    The effect of Denise’s choice is that the townhouse is exempt from CGT for the period between when she moved out on 14 August 2001 and when she and Calvin bought the house together on 25 September 2003. So when Calvin sells it, he will get an exemption for that period as well as the period he lived in it after the marriage broke down.

    If Denise had not made the choice, Calvin would not get the exemption for the period from 14 August 2001 to 25 September 2003.

    End of example

    Foreign residents

    CGT rules for foreign residents recently changed. Before the changes, foreign residents could claim the CGT main residence exemption when disposing of residential property in Australia.

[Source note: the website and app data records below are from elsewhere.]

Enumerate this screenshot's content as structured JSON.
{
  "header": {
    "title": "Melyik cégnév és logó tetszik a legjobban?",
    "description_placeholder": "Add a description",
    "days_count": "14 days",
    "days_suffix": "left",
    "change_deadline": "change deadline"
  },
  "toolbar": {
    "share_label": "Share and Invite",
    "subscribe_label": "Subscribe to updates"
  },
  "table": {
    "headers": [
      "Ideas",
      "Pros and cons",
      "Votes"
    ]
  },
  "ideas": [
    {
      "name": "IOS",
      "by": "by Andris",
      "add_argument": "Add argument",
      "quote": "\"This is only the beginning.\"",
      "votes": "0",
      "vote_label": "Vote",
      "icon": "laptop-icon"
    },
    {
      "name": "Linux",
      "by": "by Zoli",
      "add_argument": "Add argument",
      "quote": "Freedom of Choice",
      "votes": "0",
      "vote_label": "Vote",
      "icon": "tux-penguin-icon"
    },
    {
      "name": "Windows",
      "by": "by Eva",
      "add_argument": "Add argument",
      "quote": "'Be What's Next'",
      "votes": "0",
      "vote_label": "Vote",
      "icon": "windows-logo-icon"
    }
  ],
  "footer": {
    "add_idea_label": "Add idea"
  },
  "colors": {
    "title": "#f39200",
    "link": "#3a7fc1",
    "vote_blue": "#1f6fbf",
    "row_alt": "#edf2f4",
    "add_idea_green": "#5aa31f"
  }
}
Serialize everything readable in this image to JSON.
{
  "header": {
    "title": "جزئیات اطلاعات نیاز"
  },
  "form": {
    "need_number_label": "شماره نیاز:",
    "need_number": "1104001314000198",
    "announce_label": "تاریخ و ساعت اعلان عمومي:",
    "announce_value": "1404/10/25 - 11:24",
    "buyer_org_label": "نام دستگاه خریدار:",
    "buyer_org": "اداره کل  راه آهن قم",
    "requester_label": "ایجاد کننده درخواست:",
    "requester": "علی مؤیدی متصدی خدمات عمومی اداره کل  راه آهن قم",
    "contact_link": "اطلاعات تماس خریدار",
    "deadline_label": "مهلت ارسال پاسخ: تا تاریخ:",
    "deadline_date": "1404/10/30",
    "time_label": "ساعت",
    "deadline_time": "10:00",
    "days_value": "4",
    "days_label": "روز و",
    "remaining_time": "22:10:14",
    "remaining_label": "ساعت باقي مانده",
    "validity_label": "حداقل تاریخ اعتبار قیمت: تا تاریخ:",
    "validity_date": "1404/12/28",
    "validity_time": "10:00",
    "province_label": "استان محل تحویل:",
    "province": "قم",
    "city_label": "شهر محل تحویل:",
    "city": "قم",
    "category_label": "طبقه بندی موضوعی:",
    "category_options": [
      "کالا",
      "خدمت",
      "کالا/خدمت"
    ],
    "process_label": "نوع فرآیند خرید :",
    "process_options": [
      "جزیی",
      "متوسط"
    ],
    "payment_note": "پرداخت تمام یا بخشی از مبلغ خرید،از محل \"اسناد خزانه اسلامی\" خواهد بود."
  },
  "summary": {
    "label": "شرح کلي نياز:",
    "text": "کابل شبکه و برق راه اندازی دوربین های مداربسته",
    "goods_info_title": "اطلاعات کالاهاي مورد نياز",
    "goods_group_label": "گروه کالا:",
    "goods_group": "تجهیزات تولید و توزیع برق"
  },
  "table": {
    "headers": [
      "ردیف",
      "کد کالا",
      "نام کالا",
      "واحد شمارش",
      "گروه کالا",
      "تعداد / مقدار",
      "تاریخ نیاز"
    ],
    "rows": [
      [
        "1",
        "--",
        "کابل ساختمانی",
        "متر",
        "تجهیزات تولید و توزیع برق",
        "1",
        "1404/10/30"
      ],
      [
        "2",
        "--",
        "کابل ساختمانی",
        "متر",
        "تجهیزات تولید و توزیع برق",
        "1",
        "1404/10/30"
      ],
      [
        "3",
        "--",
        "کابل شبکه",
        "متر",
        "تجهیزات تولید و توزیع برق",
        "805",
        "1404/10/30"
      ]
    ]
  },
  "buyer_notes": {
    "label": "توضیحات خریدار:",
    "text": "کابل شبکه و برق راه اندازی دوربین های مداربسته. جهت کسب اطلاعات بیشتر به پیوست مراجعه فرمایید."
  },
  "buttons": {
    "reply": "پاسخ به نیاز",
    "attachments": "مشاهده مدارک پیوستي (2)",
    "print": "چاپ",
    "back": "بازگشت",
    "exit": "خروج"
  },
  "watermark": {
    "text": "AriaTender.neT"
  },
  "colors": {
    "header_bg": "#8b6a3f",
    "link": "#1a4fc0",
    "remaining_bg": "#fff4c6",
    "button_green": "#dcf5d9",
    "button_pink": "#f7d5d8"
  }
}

    New rules took effect on 9 May 2017. If you are a foreign resident for tax purposes at the time you dispose of your Australian property, you are no longer able to claim the CGT main residence exemption. That is unless you have been a foreign resident for six years or less and you experience certain life events. One of those life events is family law matters including marriage or relationship breakdown or similar maintenance agreements.

    There is a transition period that ends on 30 June 2020 for dwellings held before 9 May 2017.

    See also:

    Example: Foreign resident – main residence exemption for marriage breakdown

    On 16 September 2003, Joan and John buy a house in Australia and move into it together as husband and wife.

    Joan and John retire in 2018 and move to the Bahamas to live. They decide to rent out their Australian residential property.

    Joan and John's relationship breaks down in 2020. As a result, they have a court order under the Family Law Act 1975 to sell their Australian residential property.

    Joan and John have been foreign residents for less than six years at the time they sell their Australian property. They also meet the family law life event test as a result of their marriage breakdown. This means they are able to access the main residence exemption for the sale of their Australian property.

    End of example

    Dwellings transferred from a company or trust

    If a dwelling or an interest in a dwelling, transfers to you from a company or the trustee of a trust, and the marriage or relationship breakdown rollover applies to the transfer, you're treated as having owned the dwelling while owned by the company or trustee. However, you can't get the main residence exemption during any part of the period the company or trustee owned it even if you lived in the dwelling during that time.

    Therefore your entitlement to the exemption is only for the period after the transfer when it was your main residence if the dwelling transfers to you by a company or trustee as a result of your marriage or relationship breakdown. You work out the proportion of your capital gain or loss that is exempt by dividing the period after the transfer that it was your main residence by the combined period you and the company or trustee owned it.

    See also:

    Last modified: 20 Jan 2020QC 52262